The overgrowth of lush vegetation has been cleared away from the remains of Ninstints's longhouses and totem poles, which pay silent homage to their creators.
One of the most southerly of the Haida Gwaii, BC, Anthony Island (known as SGang Gwaay by the Haida) holds the remaining fragments of a rich culture. Ninstints (SGang Gwaay llnagaay), a village of the Kunghit Haida, reveals a 2000-year history to archaeologists. The inhabitants of Ninstints were encountered in the late 18th century by European explorers interested in trade. The two groups traded peacefully in the 1780s, but bitter conflicts erupted in 1791 and 1795. Smallpox, rather than war, however, took the lives of most of the inhabitants, and the population was reduced from 300 to 30. The village was finally abandoned in the late 1800s.
The overgrowth of lush vegetation has been cleared away from the remains of Ninstints's longhouses and totem poles, which pay silent homage to their creators.

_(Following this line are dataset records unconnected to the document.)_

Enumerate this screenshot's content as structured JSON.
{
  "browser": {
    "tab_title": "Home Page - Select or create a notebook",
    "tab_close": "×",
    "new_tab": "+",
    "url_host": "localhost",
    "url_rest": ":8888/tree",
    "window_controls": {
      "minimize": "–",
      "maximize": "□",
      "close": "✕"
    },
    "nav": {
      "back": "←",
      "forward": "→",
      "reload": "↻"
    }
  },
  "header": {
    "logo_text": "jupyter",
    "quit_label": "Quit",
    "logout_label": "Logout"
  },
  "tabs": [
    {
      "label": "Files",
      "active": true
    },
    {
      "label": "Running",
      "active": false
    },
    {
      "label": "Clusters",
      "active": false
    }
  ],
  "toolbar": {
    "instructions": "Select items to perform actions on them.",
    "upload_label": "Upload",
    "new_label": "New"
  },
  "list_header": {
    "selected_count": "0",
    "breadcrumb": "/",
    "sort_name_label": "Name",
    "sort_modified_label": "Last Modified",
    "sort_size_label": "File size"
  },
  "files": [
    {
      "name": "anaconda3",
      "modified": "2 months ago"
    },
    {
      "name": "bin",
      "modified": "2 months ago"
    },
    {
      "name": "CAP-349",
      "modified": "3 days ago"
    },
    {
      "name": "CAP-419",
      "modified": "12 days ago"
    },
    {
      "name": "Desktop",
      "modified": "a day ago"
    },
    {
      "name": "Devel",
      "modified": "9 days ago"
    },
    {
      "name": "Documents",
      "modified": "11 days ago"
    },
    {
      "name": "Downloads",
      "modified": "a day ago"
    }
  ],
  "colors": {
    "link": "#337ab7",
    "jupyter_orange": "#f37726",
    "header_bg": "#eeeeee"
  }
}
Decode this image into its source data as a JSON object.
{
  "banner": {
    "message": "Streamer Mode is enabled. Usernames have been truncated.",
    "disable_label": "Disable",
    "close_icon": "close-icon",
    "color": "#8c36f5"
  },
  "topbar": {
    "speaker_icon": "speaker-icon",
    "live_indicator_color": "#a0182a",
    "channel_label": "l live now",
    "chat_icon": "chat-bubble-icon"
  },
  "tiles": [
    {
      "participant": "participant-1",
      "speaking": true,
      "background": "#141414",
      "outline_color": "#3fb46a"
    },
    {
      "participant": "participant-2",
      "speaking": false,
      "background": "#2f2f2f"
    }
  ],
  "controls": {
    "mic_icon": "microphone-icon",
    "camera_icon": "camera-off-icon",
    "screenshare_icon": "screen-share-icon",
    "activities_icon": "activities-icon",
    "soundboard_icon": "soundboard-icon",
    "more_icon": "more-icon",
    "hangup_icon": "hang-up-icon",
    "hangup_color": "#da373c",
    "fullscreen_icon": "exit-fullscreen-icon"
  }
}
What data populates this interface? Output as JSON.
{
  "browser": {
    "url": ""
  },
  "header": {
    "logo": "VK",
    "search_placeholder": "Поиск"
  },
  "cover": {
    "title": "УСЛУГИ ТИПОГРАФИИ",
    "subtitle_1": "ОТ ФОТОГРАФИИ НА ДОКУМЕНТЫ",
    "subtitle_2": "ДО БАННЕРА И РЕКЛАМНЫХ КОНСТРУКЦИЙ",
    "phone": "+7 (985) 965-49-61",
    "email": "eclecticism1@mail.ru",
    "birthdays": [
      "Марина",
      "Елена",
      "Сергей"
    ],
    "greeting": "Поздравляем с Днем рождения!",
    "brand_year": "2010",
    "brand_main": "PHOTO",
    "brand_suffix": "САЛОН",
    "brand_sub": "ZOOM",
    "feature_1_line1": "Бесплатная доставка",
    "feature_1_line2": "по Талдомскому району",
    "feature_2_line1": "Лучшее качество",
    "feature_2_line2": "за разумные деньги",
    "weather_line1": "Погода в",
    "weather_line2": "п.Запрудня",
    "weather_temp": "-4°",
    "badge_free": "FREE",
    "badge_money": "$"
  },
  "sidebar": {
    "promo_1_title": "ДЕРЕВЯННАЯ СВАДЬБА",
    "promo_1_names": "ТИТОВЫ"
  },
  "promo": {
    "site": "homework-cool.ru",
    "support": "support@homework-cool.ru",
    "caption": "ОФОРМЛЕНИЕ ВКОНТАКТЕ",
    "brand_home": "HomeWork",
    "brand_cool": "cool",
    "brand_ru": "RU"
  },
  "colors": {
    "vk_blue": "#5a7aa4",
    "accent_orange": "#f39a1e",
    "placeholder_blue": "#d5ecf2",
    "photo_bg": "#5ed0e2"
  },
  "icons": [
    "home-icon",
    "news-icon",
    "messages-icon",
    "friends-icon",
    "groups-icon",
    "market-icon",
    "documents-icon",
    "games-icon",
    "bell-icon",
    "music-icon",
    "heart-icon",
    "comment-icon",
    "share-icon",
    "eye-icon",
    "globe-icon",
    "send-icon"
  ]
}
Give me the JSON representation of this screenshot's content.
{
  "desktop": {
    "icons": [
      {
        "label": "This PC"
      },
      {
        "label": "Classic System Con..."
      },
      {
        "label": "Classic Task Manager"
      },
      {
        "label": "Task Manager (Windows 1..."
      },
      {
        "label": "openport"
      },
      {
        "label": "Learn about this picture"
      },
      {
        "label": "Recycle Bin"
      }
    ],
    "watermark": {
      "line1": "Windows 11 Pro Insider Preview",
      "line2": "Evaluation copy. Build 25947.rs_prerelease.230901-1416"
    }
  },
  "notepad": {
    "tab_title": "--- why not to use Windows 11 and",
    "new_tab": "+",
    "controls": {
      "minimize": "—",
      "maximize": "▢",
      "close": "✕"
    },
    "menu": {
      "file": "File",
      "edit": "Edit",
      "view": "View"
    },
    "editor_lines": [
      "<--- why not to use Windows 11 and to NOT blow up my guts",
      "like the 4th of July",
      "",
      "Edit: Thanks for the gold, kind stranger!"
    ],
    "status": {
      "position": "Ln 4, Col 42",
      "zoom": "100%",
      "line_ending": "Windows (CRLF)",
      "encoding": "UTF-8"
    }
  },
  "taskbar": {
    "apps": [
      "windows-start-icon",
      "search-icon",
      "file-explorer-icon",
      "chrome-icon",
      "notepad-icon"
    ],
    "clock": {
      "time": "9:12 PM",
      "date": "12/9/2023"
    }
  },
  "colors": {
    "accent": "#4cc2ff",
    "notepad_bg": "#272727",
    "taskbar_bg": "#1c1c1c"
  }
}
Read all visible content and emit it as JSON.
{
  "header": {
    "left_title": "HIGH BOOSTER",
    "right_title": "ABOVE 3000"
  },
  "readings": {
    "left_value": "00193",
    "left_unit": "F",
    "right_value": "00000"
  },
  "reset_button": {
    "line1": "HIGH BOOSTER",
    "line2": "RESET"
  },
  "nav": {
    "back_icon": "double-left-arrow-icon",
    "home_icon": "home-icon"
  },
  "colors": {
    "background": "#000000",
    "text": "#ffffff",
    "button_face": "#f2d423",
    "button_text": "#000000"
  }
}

Conservation programs to protect the remaining structures will attempt to prolong the future of this UNESCO World Heritage Site, although the remaining artifacts remain exposed to the elements. The Haida Gwaii Watchmen Program stations watchmen on the island to protect the site. The island was included in Gwaii Haanas National Park Reserve in 1988.
See also Northwest Coast Native Art.
George F. MacDonald, Ninstints, Haida World Heritage Site (1983) and Chiefs of the Sea and Sky: Haida Heritage Sites of the Queen Charlotte Islands (1989).